[Start of Attachment]

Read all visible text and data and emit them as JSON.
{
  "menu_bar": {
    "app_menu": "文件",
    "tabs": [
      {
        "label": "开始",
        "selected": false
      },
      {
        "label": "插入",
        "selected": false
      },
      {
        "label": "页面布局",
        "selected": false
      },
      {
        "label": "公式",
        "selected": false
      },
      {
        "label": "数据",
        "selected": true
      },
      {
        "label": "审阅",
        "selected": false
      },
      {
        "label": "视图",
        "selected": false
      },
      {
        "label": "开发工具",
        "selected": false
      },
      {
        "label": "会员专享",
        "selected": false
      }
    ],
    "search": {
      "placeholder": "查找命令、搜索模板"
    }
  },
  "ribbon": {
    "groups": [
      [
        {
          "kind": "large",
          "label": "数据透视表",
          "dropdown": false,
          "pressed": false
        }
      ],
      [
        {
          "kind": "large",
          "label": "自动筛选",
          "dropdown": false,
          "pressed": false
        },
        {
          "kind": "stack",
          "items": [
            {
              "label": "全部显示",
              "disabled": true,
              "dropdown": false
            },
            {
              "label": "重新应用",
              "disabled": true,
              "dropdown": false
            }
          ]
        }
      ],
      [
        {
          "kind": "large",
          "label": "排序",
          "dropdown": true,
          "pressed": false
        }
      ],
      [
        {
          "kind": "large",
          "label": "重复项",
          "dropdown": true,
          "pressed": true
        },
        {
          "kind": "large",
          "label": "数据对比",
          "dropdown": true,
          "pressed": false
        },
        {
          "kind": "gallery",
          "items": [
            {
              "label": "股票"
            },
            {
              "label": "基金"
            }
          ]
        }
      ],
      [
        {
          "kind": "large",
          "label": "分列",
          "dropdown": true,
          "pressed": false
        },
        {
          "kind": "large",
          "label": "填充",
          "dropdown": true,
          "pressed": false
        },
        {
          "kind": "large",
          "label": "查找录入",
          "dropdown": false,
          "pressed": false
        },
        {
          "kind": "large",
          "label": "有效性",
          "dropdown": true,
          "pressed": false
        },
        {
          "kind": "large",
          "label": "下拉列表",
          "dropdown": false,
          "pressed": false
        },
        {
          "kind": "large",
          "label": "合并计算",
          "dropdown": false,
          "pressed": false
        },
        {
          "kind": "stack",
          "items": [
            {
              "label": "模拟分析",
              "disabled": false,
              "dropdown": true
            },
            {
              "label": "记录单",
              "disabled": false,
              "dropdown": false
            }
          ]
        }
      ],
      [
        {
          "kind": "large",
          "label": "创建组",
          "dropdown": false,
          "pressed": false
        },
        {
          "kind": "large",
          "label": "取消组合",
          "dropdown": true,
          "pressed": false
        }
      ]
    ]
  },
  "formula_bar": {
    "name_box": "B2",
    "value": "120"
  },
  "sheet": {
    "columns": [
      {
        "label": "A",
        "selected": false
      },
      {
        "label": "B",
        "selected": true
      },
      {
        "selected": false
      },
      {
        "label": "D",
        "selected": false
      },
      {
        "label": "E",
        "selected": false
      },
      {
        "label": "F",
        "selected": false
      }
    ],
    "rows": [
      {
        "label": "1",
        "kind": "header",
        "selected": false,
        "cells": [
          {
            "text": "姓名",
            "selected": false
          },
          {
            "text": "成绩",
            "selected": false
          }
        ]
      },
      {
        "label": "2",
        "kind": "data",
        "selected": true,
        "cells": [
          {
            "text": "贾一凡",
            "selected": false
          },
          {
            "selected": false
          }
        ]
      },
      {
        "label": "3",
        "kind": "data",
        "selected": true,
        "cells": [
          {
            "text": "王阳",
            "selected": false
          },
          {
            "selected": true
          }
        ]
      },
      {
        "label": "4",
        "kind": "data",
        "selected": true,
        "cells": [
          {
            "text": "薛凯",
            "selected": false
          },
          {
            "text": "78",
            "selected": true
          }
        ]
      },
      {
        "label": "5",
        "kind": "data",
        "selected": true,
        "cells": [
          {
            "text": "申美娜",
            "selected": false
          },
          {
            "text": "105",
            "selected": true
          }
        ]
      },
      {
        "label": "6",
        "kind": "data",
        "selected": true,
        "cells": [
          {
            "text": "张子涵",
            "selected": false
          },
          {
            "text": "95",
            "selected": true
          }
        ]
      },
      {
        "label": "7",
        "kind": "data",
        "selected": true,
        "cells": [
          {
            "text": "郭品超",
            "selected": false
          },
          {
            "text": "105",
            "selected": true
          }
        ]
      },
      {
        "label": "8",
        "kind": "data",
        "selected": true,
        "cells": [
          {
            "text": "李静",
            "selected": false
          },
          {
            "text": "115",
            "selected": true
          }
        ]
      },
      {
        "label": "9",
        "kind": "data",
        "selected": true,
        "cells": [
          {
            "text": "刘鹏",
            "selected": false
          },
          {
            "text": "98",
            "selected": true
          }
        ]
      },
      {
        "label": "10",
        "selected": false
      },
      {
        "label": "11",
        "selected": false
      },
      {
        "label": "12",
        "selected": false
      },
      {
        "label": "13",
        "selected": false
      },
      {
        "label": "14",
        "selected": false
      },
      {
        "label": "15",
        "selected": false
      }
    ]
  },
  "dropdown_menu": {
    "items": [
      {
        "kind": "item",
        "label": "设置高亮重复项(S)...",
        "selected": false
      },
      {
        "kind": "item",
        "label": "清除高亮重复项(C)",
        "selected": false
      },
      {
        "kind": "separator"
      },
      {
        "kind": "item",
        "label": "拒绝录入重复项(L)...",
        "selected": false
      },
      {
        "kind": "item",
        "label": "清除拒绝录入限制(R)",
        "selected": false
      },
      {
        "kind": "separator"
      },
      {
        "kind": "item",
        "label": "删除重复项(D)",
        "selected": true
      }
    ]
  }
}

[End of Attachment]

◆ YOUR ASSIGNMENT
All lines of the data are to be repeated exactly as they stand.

◆ ANSWER
Read all visible text and data and emit them as JSON.
{
  "menu_bar": {
    "app_menu": "文件",
    "tabs": [
      {
        "label": "开始",
        "selected": false
      },
      {
        "label": "插入",
        "selected": false
      },
      {
        "label": "页面布局",
        "selected": false
      },
      {
        "label": "公式",
        "selected": false
      },
      {
        "label": "数据",
        "selected": true
      },
      {
        "label": "审阅",
        "selected": false
      },
      {
        "label": "视图",
        "selected": false
      },
      {
        "label": "开发工具",
        "selected": false
      },
      {
        "label": "会员专享",
        "selected": false
      }
    ],
    "search": {
      "placeholder": "查找命令、搜索模板"
    }
  },
  "ribbon": {
    "groups": [
      [
        {
          "kind": "large",
          "label": "数据透视表",
          "dropdown": false,
          "pressed": false
        }
      ],
      [
        {
          "kind": "large",
          "label": "自动筛选",
          "dropdown": false,
          "pressed": false
        },
        {
          "kind": "stack",
          "items": [
            {
              "label": "全部显示",
              "disabled": true,
              "dropdown": false
            },
            {
              "label": "重新应用",
              "disabled": true,
              "dropdown": false
            }
          ]
        }
      ],
      [
        {
          "kind": "large",
          "label": "排序",
          "dropdown": true,
          "pressed": false
        }
      ],
      [
        {
          "kind": "large",
          "label": "重复项",
          "dropdown": true,
          "pressed": true
        },
        {
          "kind": "large",
          "label": "数据对比",
          "dropdown": true,
          "pressed": false
        },
        {
          "kind": "gallery",
          "items": [
            {
              "label": "股票"
            },
            {
              "label": "基金"
            }
          ]
        }
      ],
      [
        {
          "kind": "large",
          "label": "分列",
          "dropdown": true,
          "pressed": false
        },
        {
          "kind": "large",
          "label": "填充",
          "dropdown": true,
          "pressed": false
        },
        {
          "kind": "large",
          "label": "查找录入",
          "dropdown": false,
          "pressed": false
        },
        {
          "kind": "large",
          "label": "有效性",
          "dropdown": true,
          "pressed": false
        },
        {
          "kind": "large",
          "label": "下拉列表",
          "dropdown": false,
          "pressed": false
        },
        {
          "kind": "large",
          "label": "合并计算",
          "dropdown": false,
          "pressed": false
        },
        {
          "kind": "stack",
          "items": [
            {
              "label": "模拟分析",
              "disabled": false,
              "dropdown": true
            },
            {
              "label": "记录单",
              "disabled": false,
              "dropdown": false
            }
          ]
        }
      ],
      [
        {
          "kind": "large",
          "label": "创建组",
          "dropdown": false,
          "pressed": false
        },
        {
          "kind": "large",
          "label": "取消组合",
          "dropdown": true,
          "pressed": false
        }
      ]
    ]
  },
  "formula_bar": {
    "name_box": "B2",
    "value": "120"
  },
  "sheet": {
    "columns": [
      {
        "label": "A",
        "selected": false
      },
      {
        "label": "B",
        "selected": true
      },
      {
        "selected": false
      },
      {
        "label": "D",
        "selected": false
      },
      {
        "label": "E",
        "selected": false
      },
      {
        "label": "F",
        "selected": false
      }
    ],
    "rows": [
      {
        "label": "1",
        "kind": "header",
        "selected": false,
        "cells": [
          {
            "text": "姓名",
            "selected": false
          },
          {
            "text": "成绩",
            "selected": false
          }
        ]
      },
      {
        "label": "2",
        "kind": "data",
        "selected": true,
        "cells": [
          {
            "text": "贾一凡",
            "selected": false
          },
          {
            "selected": false
          }
        ]
      },
      {
        "label": "3",
        "kind": "data",
        "selected": true,
        "cells": [
          {
            "text": "王阳",
            "selected": false
          },
          {
            "selected": true
          }
        ]
      },
      {
        "label": "4",
        "kind": "data",
        "selected": true,
        "cells": [
          {
            "text": "薛凯",
            "selected": false
          },
          {
            "text": "78",
            "selected": true
          }
        ]
      },
      {
        "label": "5",
        "kind": "data",
        "selected": true,
        "cells": [
          {
            "text": "申美娜",
            "selected": false
          },
          {
            "text": "105",
            "selected": true
          }
        ]
      },
      {
        "label": "6",
        "kind": "data",
        "selected": true,
        "cells": [
          {
            "text": "张子涵",
            "selected": false
          },
          {
            "text": "95",
            "selected": true
          }
        ]
      },
      {
        "label": "7",
        "kind": "data",
        "selected": true,
        "cells": [
          {
            "text": "郭品超",
            "selected": false
          },
          {
            "text": "105",
            "selected": true
          }
        ]
      },
      {
        "label": "8",
        "kind": "data",
        "selected": true,
        "cells": [
          {
            "text": "李静",
            "selected": false
          },
          {
            "text": "115",
            "selected": true
          }
        ]
      },
      {
        "label": "9",
        "kind": "data",
        "selected": true,
        "cells": [
          {
            "text": "刘鹏",
            "selected": false
          },
          {
            "text": "98",
            "selected": true
          }
        ]
      },
      {
        "label": "10",
        "selected": false
      },
      {
        "label": "11",
        "selected": false
      },
      {
        "label": "12",
        "selected": false
      },
      {
        "label": "13",
        "selected": false
      },
      {
        "label": "14",
        "selected": false
      },
      {
        "label": "15",
        "selected": false
      }
    ]
  },
  "dropdown_menu": {
    "items": [
      {
        "kind": "item",
        "label": "设置高亮重复项(S)...",
        "selected": false
      },
      {
        "kind": "item",
        "label": "清除高亮重复项(C)",
        "selected": false
      },
      {
        "kind": "separator"
      },
      {
        "kind": "item",
        "label": "拒绝录入重复项(L)...",
        "selected": false
      },
      {
        "kind": "item",
        "label": "清除拒绝录入限制(R)",
        "selected": false
      },
      {
        "kind": "separator"
      },
      {
        "kind": "item",
        "label": "删除重复项(D)",
        "selected": true
      }
    ]
  }
}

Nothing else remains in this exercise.